Answer: Apache Maven is a powerful development automation and project management tool. It offers the best and most efficient way to manage expectations, write code, run tests, package requests, and deliver builds. Maven uses an XML-based configuration file called "pom.xml" (Project Object Model) to define project settings, dependencies, and build levels.
It is easy to establish processes and support best practices for organization and structure.
Q2: What is the main feature of Apache Maven?
Answer: Here are some important features of Apache Maven:
1. Dependency Management: Maven provides easy management of project dependencies by resolving and downloading required libraries from storage.
2.Build lifecycle: Maven defines a set of pre-build processes that are executed sequentially during compilation, such as compiling, testing, packaging, and installing.
3. Convention instead of configuration: Maven follows conventions, reducing the need for configuration. It provides a good first-hand experience to make setup faster and more consistent.
4. Project Object Model (POM): A POM is an XML document that defines project information, dependencies, plugins, and build configuration. It works as one of the reals for project configuration.
5. Repository System: Maven uses a central repository to store and share dependencies. It supports local and remote repositories, including popular ones like Maven Central.
Question 3: Explain the Maven design lifecycle.
Answer: Maven build lifecycle is a set of predefined stages that are executed in a specific order during build. The three main lifecycles in Maven are:
1. Cleanup lifecycle: This lifecycle works to clean the project by removing the output. It helps to start from scratch before creating a project.
2. Default lifecycle: This lifecycle controls the creation and delivery of the project. It includes stages such as compilation, testing, packaging, installation and deployment. Developers often use this lifecycle to write code, run tests, build artifacts, and deploy or deploy them as needed.
3.Site lifecycle: This lifecycle produces documents and information about the project, such as project websites and code coverage reports. Site includes stages such as Site Deployment and Site Deployment.
Developers can use Maven commands to perform build phases such as "mvn build" or "mvn test". By default, completing a certain stage also activates all previous stages in life.
Question 4: What is a Maven repository?
Answer: A Maven repository is a directory or repository that contains dependencies, plugins, and other artifacts. It serves as a central location to store and share the artifacts needed for Maven-based projects. There are generally two types of Maven repository:
1. Local repository: Every developer using Maven has a local repository on their machine.
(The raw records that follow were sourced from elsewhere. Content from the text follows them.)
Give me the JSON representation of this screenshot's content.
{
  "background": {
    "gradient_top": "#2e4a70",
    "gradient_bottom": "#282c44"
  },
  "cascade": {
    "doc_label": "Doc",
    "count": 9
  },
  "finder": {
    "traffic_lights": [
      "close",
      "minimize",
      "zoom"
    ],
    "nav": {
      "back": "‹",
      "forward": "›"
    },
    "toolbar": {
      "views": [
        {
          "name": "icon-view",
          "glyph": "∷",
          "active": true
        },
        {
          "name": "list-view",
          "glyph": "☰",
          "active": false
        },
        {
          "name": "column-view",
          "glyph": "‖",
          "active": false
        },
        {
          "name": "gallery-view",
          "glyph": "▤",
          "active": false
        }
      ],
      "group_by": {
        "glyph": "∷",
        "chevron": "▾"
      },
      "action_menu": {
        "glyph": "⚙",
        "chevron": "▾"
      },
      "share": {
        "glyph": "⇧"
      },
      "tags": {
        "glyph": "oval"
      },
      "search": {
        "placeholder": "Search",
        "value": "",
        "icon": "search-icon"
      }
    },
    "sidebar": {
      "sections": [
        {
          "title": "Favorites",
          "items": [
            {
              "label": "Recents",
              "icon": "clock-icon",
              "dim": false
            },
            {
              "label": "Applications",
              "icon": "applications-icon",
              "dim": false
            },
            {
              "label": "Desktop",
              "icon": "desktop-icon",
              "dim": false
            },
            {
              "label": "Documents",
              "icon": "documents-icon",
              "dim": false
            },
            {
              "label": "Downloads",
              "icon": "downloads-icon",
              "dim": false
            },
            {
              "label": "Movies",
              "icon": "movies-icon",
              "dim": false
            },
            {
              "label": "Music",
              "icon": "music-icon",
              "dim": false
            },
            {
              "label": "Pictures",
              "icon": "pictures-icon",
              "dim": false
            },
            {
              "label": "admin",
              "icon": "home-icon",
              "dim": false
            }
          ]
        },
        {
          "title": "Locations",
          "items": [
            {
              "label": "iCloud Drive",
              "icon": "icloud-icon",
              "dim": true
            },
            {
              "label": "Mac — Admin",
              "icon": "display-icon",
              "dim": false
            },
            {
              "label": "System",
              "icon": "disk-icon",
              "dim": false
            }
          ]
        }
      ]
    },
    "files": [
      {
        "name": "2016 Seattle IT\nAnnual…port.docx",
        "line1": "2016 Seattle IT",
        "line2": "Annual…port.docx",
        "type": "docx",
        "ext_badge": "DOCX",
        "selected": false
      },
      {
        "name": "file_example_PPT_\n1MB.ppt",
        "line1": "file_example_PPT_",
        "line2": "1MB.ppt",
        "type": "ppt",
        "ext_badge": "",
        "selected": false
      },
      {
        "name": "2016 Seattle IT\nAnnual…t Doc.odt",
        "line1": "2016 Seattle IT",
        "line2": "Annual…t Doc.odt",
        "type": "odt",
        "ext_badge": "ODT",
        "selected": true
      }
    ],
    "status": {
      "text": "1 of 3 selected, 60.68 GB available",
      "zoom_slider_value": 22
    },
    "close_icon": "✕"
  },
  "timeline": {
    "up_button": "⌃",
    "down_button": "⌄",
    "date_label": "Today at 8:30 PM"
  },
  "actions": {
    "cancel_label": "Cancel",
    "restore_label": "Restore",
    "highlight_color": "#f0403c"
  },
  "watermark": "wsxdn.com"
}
Stores dependencies downloaded from remote repositories.
Local storage is usually located in the user's home directory under the .m2 folder.
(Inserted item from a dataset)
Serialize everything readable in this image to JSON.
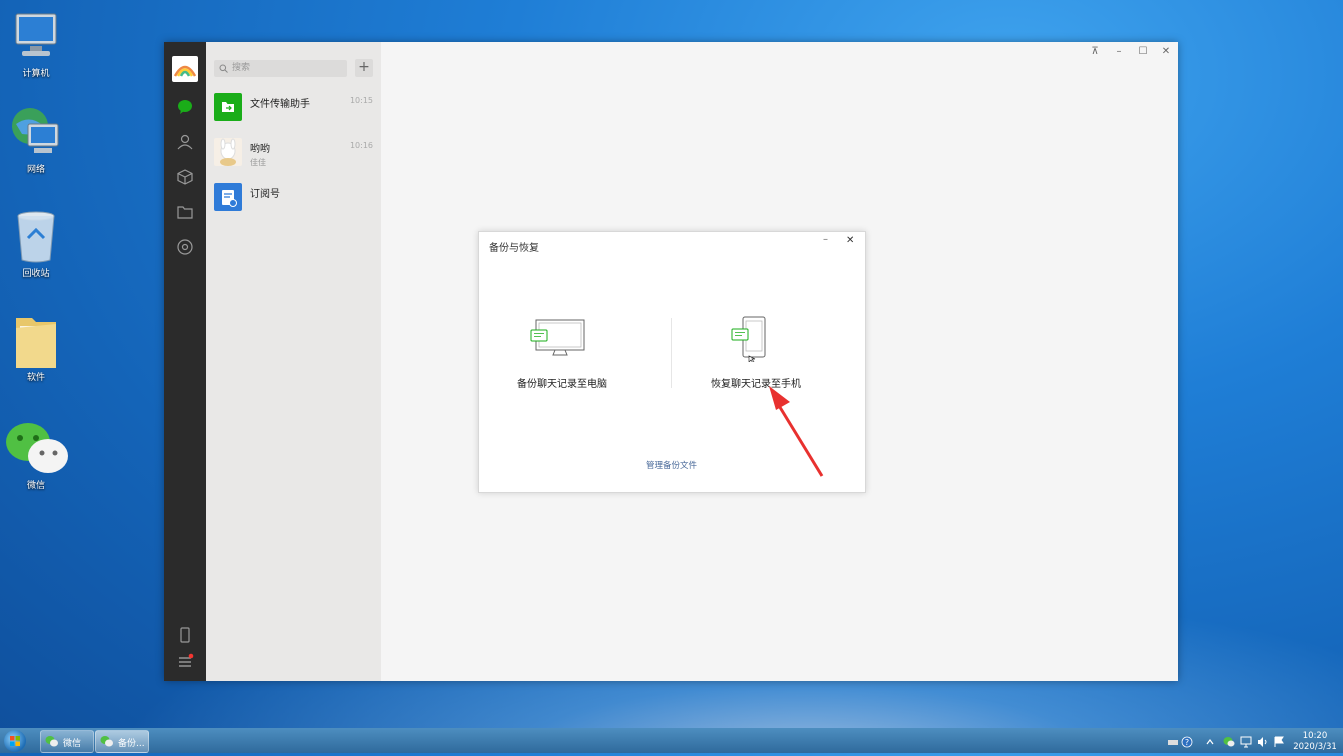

2. Remote repository: A remote repository is a central repository where artifacts are stored and distributed to many users. Maven Central Repository is a remote repository used by Maven.
There are other remote repositories like JCenter and private repositories hosted by organizations.
Q5: What is Maven doing about success?
Answer: Maven simplifies development management by resolving and downloading project dependencies from repositories. Dependencies are listed in the project's POM.xml file.
Maven uses the coordinates of the dependencies (group id, build id and version) to identify and retrieve the required libraries from the repository.
When creating a Maven project, Maven checks the local repository for requirements. If not found, Maven will try to download them from remote repositories and cache them.